I referenced this study in a recent video and article. I might have been somewhat confusing in the video. The point I made was that DOMS, or soreness, wasn't from muscle inflammation but from connective tissue inflammation.
Here is a quote that talks about this in greater detail:
Why Your Muscles Get Sore: Delayed Onset Muscle Soreness (DOMS) and Exercise ? Myosynthesis
A study by Crameri et al (2007) indicates that muscle damage doesn’t really correlate to soreness...
The pain of DOMS was actually attributed to the inflammation of the extracellular matrix – which is connective tissue that binds the muscle fibers together.
All of this would strongly indicate that connective tissues are the source of the actual pain and soreness, not the muscle fibers themselves. The damaging effects of exercise on actual muscle fibers don’t correlate with pain.
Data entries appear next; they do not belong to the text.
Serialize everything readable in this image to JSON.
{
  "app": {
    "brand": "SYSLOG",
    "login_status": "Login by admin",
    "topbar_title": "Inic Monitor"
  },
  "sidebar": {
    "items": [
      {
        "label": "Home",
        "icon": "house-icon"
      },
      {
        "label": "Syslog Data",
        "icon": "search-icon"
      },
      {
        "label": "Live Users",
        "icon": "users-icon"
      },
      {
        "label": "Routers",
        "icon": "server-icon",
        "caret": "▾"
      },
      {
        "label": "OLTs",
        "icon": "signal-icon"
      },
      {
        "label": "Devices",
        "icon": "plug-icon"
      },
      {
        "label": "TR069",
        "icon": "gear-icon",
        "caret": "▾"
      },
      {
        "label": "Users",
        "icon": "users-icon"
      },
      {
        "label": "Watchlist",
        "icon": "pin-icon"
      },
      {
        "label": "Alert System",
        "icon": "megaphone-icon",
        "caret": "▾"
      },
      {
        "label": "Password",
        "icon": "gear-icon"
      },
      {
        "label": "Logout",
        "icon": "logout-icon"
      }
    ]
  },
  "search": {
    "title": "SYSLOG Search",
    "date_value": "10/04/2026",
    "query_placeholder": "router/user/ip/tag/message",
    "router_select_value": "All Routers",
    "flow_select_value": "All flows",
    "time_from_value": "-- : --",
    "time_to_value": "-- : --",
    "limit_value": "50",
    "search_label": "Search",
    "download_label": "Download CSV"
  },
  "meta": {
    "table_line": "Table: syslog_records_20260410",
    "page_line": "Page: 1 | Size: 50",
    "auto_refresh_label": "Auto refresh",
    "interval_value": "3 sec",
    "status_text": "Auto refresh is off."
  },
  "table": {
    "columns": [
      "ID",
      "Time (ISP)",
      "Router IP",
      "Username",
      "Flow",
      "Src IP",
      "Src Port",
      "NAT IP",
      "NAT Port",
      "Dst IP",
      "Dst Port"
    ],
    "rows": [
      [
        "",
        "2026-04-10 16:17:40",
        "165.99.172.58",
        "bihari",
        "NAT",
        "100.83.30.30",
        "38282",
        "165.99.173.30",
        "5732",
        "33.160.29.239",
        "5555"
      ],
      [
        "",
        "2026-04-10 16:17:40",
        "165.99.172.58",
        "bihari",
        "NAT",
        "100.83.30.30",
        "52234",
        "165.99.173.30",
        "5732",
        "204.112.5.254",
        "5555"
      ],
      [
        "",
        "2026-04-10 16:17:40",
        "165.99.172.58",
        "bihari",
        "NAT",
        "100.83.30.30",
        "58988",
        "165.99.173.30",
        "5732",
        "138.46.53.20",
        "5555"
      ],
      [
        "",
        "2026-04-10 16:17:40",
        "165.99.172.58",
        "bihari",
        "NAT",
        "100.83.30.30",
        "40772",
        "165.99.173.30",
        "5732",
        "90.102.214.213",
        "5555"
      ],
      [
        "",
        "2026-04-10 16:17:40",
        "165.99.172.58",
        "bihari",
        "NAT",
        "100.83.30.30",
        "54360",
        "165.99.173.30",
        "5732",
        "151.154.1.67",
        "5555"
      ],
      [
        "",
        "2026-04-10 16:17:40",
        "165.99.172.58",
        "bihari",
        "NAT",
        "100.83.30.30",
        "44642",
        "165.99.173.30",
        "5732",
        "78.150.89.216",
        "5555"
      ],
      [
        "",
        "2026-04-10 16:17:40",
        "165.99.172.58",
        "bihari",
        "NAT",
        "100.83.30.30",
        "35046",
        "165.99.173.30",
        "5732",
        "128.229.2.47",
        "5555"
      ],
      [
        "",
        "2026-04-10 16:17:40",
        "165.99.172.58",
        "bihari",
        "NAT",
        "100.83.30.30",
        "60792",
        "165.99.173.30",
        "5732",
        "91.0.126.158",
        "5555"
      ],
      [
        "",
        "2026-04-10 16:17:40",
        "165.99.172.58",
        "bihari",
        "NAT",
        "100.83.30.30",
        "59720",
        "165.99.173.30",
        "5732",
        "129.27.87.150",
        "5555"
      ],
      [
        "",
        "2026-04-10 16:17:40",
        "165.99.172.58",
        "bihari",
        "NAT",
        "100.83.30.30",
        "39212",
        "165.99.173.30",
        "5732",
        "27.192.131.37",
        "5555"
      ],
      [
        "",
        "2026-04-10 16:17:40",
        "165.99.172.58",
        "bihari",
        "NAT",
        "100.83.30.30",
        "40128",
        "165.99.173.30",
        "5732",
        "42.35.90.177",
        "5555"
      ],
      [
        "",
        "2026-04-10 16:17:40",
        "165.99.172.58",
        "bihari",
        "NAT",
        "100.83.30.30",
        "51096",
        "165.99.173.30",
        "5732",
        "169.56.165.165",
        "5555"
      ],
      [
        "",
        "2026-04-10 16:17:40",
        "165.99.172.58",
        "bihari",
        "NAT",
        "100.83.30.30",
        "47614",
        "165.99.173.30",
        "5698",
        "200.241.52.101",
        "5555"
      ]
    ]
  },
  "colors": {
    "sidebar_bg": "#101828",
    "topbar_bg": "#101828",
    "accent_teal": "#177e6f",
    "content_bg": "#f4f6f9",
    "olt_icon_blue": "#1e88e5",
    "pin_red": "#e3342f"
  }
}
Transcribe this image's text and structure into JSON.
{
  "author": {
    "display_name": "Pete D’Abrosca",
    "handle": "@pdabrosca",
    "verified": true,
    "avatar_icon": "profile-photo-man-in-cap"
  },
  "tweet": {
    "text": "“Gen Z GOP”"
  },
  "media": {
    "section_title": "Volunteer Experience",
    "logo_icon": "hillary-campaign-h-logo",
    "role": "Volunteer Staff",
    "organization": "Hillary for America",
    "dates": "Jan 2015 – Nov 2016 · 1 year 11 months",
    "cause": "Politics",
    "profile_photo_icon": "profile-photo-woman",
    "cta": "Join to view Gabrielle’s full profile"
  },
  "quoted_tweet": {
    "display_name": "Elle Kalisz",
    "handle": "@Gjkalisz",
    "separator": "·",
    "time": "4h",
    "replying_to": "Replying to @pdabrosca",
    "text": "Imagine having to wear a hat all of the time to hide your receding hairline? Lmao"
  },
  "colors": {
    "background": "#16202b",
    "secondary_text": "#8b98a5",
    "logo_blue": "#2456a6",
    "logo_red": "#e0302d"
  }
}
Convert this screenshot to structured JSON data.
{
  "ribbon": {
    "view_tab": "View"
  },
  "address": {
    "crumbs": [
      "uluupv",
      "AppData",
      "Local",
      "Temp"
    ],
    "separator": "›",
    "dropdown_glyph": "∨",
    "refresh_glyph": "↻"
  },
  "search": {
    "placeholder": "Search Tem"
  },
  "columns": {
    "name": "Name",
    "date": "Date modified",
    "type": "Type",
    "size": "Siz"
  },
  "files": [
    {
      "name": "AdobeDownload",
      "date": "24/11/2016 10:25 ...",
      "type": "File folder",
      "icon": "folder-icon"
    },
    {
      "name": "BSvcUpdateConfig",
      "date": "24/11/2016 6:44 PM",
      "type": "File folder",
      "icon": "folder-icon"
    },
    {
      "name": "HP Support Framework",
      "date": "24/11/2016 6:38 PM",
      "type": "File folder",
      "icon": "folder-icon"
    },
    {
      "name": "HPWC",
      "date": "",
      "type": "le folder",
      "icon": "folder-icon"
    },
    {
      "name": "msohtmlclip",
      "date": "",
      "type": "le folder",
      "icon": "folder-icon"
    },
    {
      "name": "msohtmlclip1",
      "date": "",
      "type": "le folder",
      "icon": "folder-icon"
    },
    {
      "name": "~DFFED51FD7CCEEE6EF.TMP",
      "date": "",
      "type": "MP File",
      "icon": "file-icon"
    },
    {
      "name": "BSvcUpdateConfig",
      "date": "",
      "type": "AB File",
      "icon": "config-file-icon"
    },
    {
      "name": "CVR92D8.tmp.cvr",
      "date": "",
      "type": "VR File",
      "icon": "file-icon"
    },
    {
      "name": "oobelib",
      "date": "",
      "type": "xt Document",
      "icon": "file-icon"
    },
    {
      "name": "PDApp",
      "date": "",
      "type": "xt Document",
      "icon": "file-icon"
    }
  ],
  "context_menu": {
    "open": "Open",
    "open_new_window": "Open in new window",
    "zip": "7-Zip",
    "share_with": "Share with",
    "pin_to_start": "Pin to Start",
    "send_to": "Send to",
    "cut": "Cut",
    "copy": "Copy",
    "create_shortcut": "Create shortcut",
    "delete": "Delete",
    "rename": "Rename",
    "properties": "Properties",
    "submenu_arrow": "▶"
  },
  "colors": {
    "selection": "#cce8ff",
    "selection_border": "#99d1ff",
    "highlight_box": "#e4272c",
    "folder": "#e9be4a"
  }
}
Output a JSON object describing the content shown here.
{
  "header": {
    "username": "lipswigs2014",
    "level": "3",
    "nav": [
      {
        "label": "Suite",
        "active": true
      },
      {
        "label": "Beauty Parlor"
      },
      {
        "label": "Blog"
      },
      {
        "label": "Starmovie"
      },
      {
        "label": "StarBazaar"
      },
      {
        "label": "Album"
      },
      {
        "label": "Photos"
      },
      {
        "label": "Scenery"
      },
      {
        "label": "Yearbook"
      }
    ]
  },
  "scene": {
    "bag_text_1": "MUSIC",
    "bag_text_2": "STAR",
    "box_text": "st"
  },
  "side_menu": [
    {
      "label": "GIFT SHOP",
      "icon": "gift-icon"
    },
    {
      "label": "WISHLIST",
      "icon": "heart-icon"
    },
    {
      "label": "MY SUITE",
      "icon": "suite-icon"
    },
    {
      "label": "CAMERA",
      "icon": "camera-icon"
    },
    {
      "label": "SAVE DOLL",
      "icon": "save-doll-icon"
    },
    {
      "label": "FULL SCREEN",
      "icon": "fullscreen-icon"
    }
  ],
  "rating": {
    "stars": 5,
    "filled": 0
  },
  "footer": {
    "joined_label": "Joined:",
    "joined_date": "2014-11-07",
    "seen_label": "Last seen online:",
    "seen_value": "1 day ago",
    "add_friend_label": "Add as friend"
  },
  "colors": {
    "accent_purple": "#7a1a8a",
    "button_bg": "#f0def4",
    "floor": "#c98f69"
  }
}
This is of interest because it means that inflammation and pain don’t indicate damaged muscle fibers per se. There’s tissue damage, and muscle fibers can be damaged along with that, but there’s no actual relation between muscle fiber damage and the pain you feel.
Taken together, there’s a very good chance that the processes behind DOMS and those responsible for muscle growth are only loosely related.